  • NETL researchers Douglas Kauffman, Christopher Matranga; Dominic Alfonso, Paul Ohodnicki, and Xingyi Deng, and collaborators Rajan Siva, Chenjie Zeng, and Rongchao Jin, were issued a patent on July 23, 2019 for a process to convert carbon dioxide (CO2) and water into synthesis gas using a unique Au25 nanocatalyst (US Patent #10,358,726).
  • NETL researchers Paul R. Ohodnicki, Jr., Chenhu Sun, John P Baltrus, and Thomas D. Brown were issued a patent on July 9, 2019 for a new process for selective H2 sensing. The ability to selectively sense H2 is important for a range of applications in energy, defense, aviation, and aerospace (U.S. Patent US 10,345,279 B1).
  • NETL researchers James Bennett, Jinichiro Nakano, and Anna Nakano were issued a patent on June 11, 2019 for a new technology that enables economical extraction of lithium from liquid sources such as natural brines, which can be combined with existing geothermal power generation. Inventors are (U.S. Patent 10,315,926A).

NETL researchers develop technology solutions to difficult problems and have produced a wide range of available technologies. Collaborative opportunities are available with entrepreneurs, companies, universities and others to move lab-developed technologies to commercialization.

NETL technologies available for commercialization can be reviewed here. Information about the partnership and licensing mechanisms that NETL uses to enable collaborations and technology transfer is available here.

NETL is a U.S. Department of Energy national laboratory that produces technological solutions for America’s energy challenges.
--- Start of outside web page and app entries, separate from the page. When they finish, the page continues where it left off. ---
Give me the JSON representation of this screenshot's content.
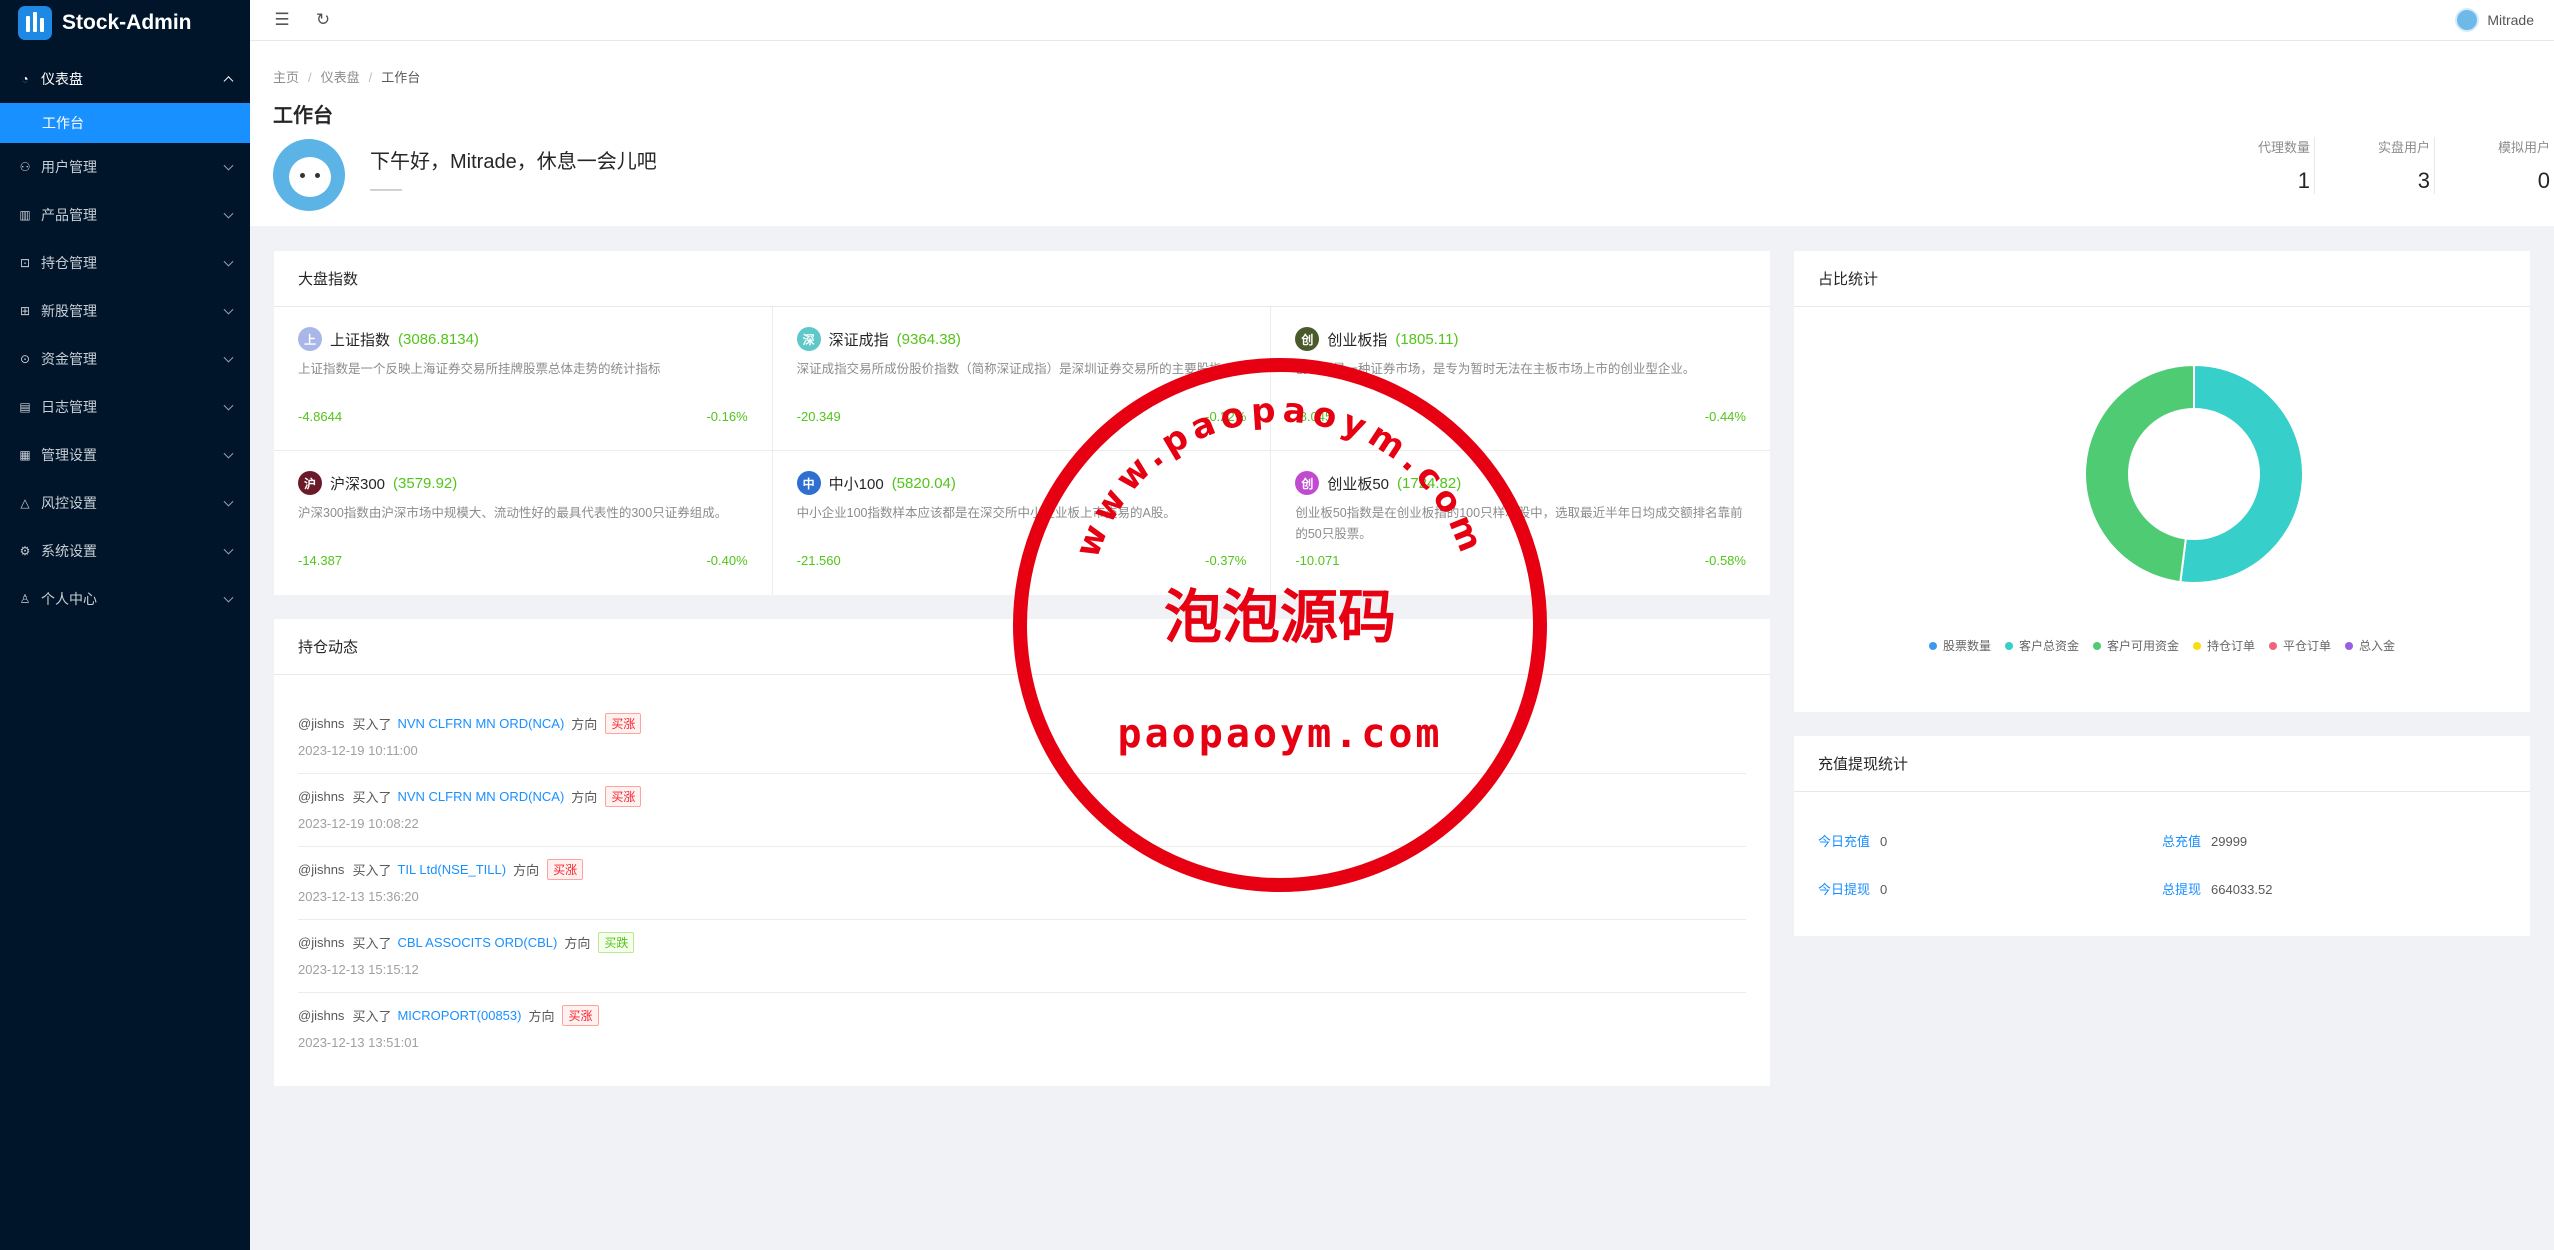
{
  "app": {
    "name": "Stock-Admin"
  },
  "sidebar": {
    "items": [
      {
        "label": "仪表盘",
        "icon": "dashboard-icon",
        "open": true
      },
      {
        "label": "用户管理",
        "icon": "users-icon"
      },
      {
        "label": "产品管理",
        "icon": "chart-icon"
      },
      {
        "label": "持仓管理",
        "icon": "position-icon"
      },
      {
        "label": "新股管理",
        "icon": "ipo-icon"
      },
      {
        "label": "资金管理",
        "icon": "money-icon"
      },
      {
        "label": "日志管理",
        "icon": "log-icon"
      },
      {
        "label": "管理设置",
        "icon": "admin-settings-icon"
      },
      {
        "label": "风控设置",
        "icon": "warning-icon"
      },
      {
        "label": "系统设置",
        "icon": "gear-icon"
      },
      {
        "label": "个人中心",
        "icon": "user-icon"
      }
    ],
    "sub_active": "工作台"
  },
  "topbar": {
    "username": "Mitrade"
  },
  "breadcrumb": [
    "主页",
    "仪表盘",
    "工作台"
  ],
  "page_title": "工作台",
  "greeting": "下午好，Mitrade，休息一会儿吧",
  "greeting_sub": "——",
  "stats": [
    {
      "label": "代理数量",
      "value": "1"
    },
    {
      "label": "实盘用户",
      "value": "3"
    },
    {
      "label": "模拟用户",
      "value": "0"
    }
  ],
  "indices_card": {
    "title": "大盘指数",
    "items": [
      {
        "badge": "上",
        "color": "#a9b7e8",
        "name": "上证指数",
        "value": "(3086.8134)",
        "desc": "上证指数是一个反映上海证券交易所挂牌股票总体走势的统计指标",
        "change": "-4.8644",
        "pct": "-0.16%"
      },
      {
        "badge": "深",
        "color": "#5ec7c9",
        "name": "深证成指",
        "value": "(9364.38)",
        "desc": "深证成指交易所成份股价指数（简称深证成指）是深圳证券交易所的主要股指。",
        "change": "-20.349",
        "pct": "-0.22%"
      },
      {
        "badge": "创",
        "color": "#4a5a2a",
        "name": "创业板指",
        "value": "(1805.11)",
        "desc": "创业板是一种证券市场，是专为暂时无法在主板市场上市的创业型企业。",
        "change": "-8.045",
        "pct": "-0.44%"
      },
      {
        "badge": "沪",
        "color": "#6b1a2a",
        "name": "沪深300",
        "value": "(3579.92)",
        "desc": "沪深300指数由沪深市场中规模大、流动性好的最具代表性的300只证券组成。",
        "change": "-14.387",
        "pct": "-0.40%"
      },
      {
        "badge": "中",
        "color": "#2f6fd1",
        "name": "中小100",
        "value": "(5820.04)",
        "desc": "中小企业100指数样本应该都是在深交所中小企业板上市交易的A股。",
        "change": "-21.560",
        "pct": "-0.37%"
      },
      {
        "badge": "创",
        "color": "#c04ad0",
        "name": "创业板50",
        "value": "(1724.82)",
        "desc": "创业板50指数是在创业板指的100只样本股中，选取最近半年日均成交额排名靠前的50只股票。",
        "change": "-10.071",
        "pct": "-0.58%"
      }
    ]
  },
  "holdings_card": {
    "title": "持仓动态",
    "items": [
      {
        "user": "@jishns",
        "action": "买入了",
        "stock": "NVN CLFRN MN ORD(NCA)",
        "dir_label": "方向",
        "tag": "买涨",
        "tag_type": "up",
        "time": "2023-12-19 10:11:00"
      },
      {
        "user": "@jishns",
        "action": "买入了",
        "stock": "NVN CLFRN MN ORD(NCA)",
        "dir_label": "方向",
        "tag": "买涨",
        "tag_type": "up",
        "time": "2023-12-19 10:08:22"
      },
      {
        "user": "@jishns",
        "action": "买入了",
        "stock": "TIL Ltd(NSE_TILL)",
        "dir_label": "方向",
        "tag": "买涨",
        "tag_type": "up",
        "time": "2023-12-13 15:36:20"
      },
      {
        "user": "@jishns",
        "action": "买入了",
        "stock": "CBL ASSOCITS ORD(CBL)",
        "dir_label": "方向",
        "tag": "买跌",
        "tag_type": "down",
        "time": "2023-12-13 15:15:12"
      },
      {
        "user": "@jishns",
        "action": "买入了",
        "stock": "MICROPORT(00853)",
        "dir_label": "方向",
        "tag": "买涨",
        "tag_type": "up",
        "time": "2023-12-13 13:51:01"
      }
    ]
  },
  "ratio_card": {
    "title": "占比统计"
  },
  "chart_data": {
    "type": "pie",
    "series": [
      {
        "name": "股票数量",
        "value": 0,
        "color": "#3b9af0"
      },
      {
        "name": "客户总资金",
        "value": 52,
        "color": "#36cfc9"
      },
      {
        "name": "客户可用资金",
        "value": 48,
        "color": "#4fcb73"
      },
      {
        "name": "持仓订单",
        "value": 0,
        "color": "#fadb14"
      },
      {
        "name": "平仓订单",
        "value": 0,
        "color": "#f2637b"
      },
      {
        "name": "总入金",
        "value": 0,
        "color": "#975fe4"
      }
    ],
    "legend": "bottom"
  },
  "recharge_card": {
    "title": "充值提现统计",
    "today_recharge_label": "今日充值",
    "today_recharge": "0",
    "total_recharge_label": "总充值",
    "total_recharge": "29999",
    "today_withdraw_label": "今日提现",
    "today_withdraw": "0",
    "total_withdraw_label": "总提现",
    "total_withdraw": "664033.52"
  },
  "watermark": {
    "top_text": "www.paopaoym.com",
    "middle_text": "泡泡源码",
    "bottom_text": "paopaoym.com",
    "color": "#e60012"
  }
}
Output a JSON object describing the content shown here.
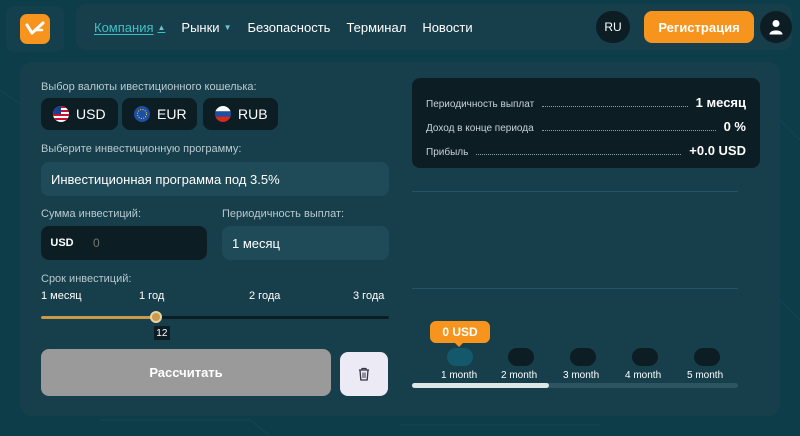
{
  "nav": {
    "items": [
      {
        "label": "Компания",
        "has_dropdown": true,
        "active": true
      },
      {
        "label": "Рынки",
        "has_dropdown": true,
        "active": false
      },
      {
        "label": "Безопасность",
        "has_dropdown": false,
        "active": false
      },
      {
        "label": "Терминал",
        "has_dropdown": false,
        "active": false
      },
      {
        "label": "Новости",
        "has_dropdown": false,
        "active": false
      }
    ],
    "language": "RU",
    "register_label": "Регистрация"
  },
  "colors": {
    "accent": "#f7941d",
    "link_active": "#3fc0c8",
    "panel": "#173e4b",
    "dark": "#0d1d24"
  },
  "form": {
    "currency_label": "Выбор валюты ивестиционного кошелька:",
    "currencies": [
      {
        "code": "USD",
        "icon": "us-flag-icon"
      },
      {
        "code": "EUR",
        "icon": "eu-flag-icon"
      },
      {
        "code": "RUB",
        "icon": "ru-flag-icon"
      }
    ],
    "program_label": "Выберите инвестиционную программу:",
    "program_value": "Инвестиционная программа под 3.5%",
    "amount_label": "Сумма инвестиций:",
    "amount_currency": "USD",
    "amount_placeholder": "0",
    "period_label": "Периодичность выплат:",
    "period_value": "1 месяц",
    "term_label": "Срок инвестиций:",
    "term_ticks": [
      "1 месяц",
      "1 год",
      "2 года",
      "3 года"
    ],
    "term_value": "12",
    "term_fraction": 0.33,
    "calculate_label": "Рассчитать"
  },
  "summary": {
    "rows": [
      {
        "label": "Периодичность выплат",
        "value": "1 месяц"
      },
      {
        "label": "Доход в конце периода",
        "value": "0 %"
      },
      {
        "label": "Прибыль",
        "value": "+0.0 USD"
      }
    ]
  },
  "chart": {
    "tooltip": "0 USD",
    "months": [
      "1 month",
      "2 month",
      "3 month",
      "4 month",
      "5 month"
    ],
    "scroll_fraction": 0.42
  }
}
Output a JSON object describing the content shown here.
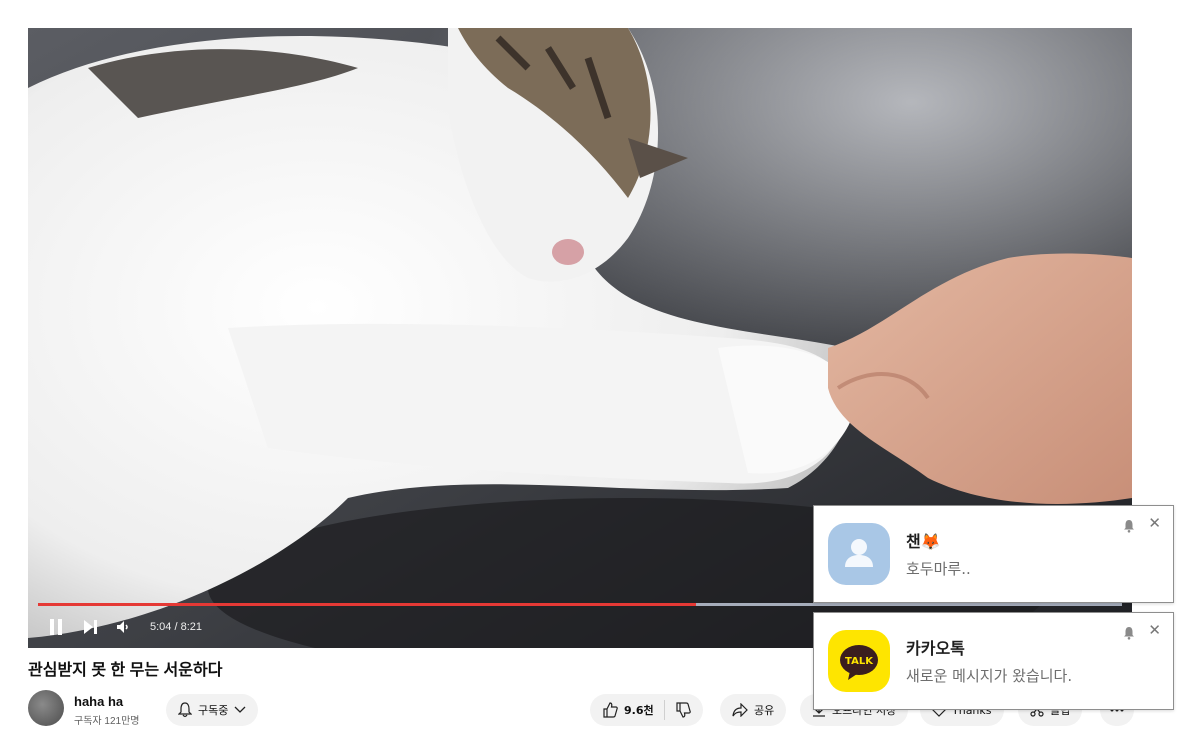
{
  "player": {
    "time": "5:04 / 8:21",
    "progress_fraction": 0.607,
    "buffered_fraction": 1.0
  },
  "video": {
    "title": "관심받지 못 한 무는 서운하다",
    "channel": "haha ha",
    "subscribers": "구독자 121만명",
    "subscribe_label": "구독중",
    "like_count": "9.6천",
    "share_label": "공유",
    "download_label": "오프라인 저장",
    "thanks_label": "Thanks",
    "clip_label": "클립"
  },
  "notifications": [
    {
      "sender": "챈🦊",
      "message": "호두마루..",
      "icon": "person-avatar-icon",
      "icon_color": "#a9c7e6"
    },
    {
      "sender": "카카오톡",
      "message": "새로운 메시지가 왔습니다.",
      "icon": "kakaotalk-logo-icon",
      "icon_text": "TALK",
      "icon_color": "#fee500"
    }
  ]
}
From developing creative innovations and efficient energy systems that make coal more competitive, to advancing technologies that enhance oil and natural gas extraction and transmission processes, NETL research is providing breakthroughs and discoveries that support home-grown energy initiatives, stimulate a growing economy, and improve the health, safety, and security of all Americans.

Highly skilled men and women at three NETL research sites – Albany, Oregon; Morgantown, West Virginia; and Pittsburgh, Pennsylvania – conduct a broad range of research activities that support DOE’s mission to advance the national, economic, and energy security of the United States.